To temper the influence of national broadcasting groups taking over local markets, we must support truly local news organizations that have more of a vested interest in the community simply because they are part of that community. After all, research has shown that Americans typically trust local news organizations more than national news groups. There are also many benefits to consuming local news, including region-specific reporting, supporting journalists in your community, and developing your awareness of local issues that may impact you more directly than national issues.
Add Clearer Disclaimers to News Reporting
Have you ever seen the phrase “sponsored content” in a news article before? This is related to native advertising or “advertorial” content, which refers to advertising within what typically looks like an otherwise normal news story. As newspapers and news networks have continued to lose a significant amount of subscriber dollars in recent years, many have turned to native advertising as a means for bolstering their financial viability with minimally intrusive ads for readers and viewers. The problem here is that many people can’t tell the difference between advertorials and genuine news stories.
By increasing the visibility of “sponsored content” disclaimers and directly explaining to consumers what sponsored content means, news organizations can help the public better-understand the purpose of the information they’re consuming (advertising a product/service or reporting a news event?). Companies can also go a step further with other disclaimers, like how Twitter flags potentially misleading tweets with the disclaimer, “Get more information on [public issue like Covid-19 or mail-in ballots]” and how The Washington Post flags some articles as “more than X year(s) old.”
Learn More About ‘Depolarizing’ Media
For more information on the role media organizations play in the polarization of the American public – and what they could do to depolarize discourses and heal divides – be sure to sign up for what’s guaranteed to be a thought-provoking media panel at our upcoming National Symposium on Thursday, September 23rd (4:30pm EST). We will release more information on our exciting roster of panelists in the coming weeks – stay tuned!
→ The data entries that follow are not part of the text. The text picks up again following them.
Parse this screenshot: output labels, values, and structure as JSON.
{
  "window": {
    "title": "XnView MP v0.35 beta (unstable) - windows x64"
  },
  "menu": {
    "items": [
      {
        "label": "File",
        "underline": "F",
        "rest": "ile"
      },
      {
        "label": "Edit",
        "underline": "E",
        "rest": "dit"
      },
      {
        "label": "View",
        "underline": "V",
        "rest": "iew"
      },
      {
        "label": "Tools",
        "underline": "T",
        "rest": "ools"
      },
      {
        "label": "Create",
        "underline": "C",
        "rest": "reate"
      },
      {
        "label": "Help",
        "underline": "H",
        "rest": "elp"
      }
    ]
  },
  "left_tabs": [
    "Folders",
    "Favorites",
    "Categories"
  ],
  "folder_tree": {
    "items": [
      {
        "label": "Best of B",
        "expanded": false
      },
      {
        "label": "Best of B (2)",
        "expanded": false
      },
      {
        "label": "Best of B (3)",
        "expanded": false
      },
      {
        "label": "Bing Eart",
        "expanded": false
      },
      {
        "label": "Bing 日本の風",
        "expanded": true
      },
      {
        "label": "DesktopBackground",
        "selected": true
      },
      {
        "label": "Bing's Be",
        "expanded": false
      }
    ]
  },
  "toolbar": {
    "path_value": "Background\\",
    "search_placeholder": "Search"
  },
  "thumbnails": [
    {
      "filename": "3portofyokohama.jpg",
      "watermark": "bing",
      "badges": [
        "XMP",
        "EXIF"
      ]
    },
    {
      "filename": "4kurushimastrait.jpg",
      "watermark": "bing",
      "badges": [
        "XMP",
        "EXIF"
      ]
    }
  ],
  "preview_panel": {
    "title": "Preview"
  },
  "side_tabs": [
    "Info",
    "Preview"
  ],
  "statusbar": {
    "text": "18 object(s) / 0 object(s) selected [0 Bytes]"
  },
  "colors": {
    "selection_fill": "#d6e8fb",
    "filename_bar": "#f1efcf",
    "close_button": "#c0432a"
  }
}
“Congress shall make no law respecting an establishment of religion, or prohibiting the free exercise thereof; or Abridging the freedom of speech, or of the press; or the right of the people peaceably to assemble, and to petition the government for a redress of grievances.”